The contents of Lan’s paintings mostly revolve around her personal life, depicting small but memorable moments that she encounters every day.
One of her most unforgettable memories as a freelance illustrator was receiving a request to draw the steps for wearing personal protective equipment. The pictures were to be presented to medical workers at Bạch Mai Hospital, and the client seemed to be the owner of a printing shop for hospitals.
“I drew the pictures very quickly so that he could present them to the doctors in time. The drawing process helped me to understand how hard it was for the medical staff, as using a protective suit involves dozens of steps, each of which demands proper disinfection, Lan said.
“The complete suit is enough to keep them safe from the virus and consists of many layers, but the doctors have to suffer from great heat and exhaustion.
"Sadly, the pictures still have not been presented to the doctors because the client contracted the virus and been taken to hospital for treatment."
Lan revealed that she would continue to draw and share any interesting experiences she encounters during this unforgettable global health crisis.

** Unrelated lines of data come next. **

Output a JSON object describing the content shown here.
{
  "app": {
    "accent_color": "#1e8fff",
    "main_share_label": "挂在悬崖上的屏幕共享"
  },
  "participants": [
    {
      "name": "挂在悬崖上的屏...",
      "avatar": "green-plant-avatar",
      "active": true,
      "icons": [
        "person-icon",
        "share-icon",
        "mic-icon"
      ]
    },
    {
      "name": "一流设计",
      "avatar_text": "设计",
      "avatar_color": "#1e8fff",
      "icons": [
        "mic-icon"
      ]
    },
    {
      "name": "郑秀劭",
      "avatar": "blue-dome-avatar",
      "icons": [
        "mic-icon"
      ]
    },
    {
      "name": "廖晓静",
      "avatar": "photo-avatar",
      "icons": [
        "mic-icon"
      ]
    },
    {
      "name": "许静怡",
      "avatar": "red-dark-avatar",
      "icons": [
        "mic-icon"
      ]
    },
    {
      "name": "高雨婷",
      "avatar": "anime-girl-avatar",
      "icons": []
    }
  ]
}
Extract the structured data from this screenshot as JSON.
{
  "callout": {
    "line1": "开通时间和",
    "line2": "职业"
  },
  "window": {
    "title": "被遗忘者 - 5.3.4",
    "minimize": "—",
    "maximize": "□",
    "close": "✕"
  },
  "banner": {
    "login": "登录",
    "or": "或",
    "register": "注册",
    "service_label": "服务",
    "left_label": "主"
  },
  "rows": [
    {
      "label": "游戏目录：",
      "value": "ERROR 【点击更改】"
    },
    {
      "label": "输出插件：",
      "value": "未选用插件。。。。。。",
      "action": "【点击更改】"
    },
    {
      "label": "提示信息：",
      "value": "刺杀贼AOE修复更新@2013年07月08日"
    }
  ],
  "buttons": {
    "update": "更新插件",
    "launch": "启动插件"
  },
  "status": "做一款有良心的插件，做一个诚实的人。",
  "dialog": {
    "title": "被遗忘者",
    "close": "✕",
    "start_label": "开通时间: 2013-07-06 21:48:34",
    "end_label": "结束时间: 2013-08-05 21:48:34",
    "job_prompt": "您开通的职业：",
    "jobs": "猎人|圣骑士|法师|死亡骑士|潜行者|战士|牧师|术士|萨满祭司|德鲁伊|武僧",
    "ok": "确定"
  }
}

“I hope everyone will find moral support and comfort during these difficult days,” she said. VNS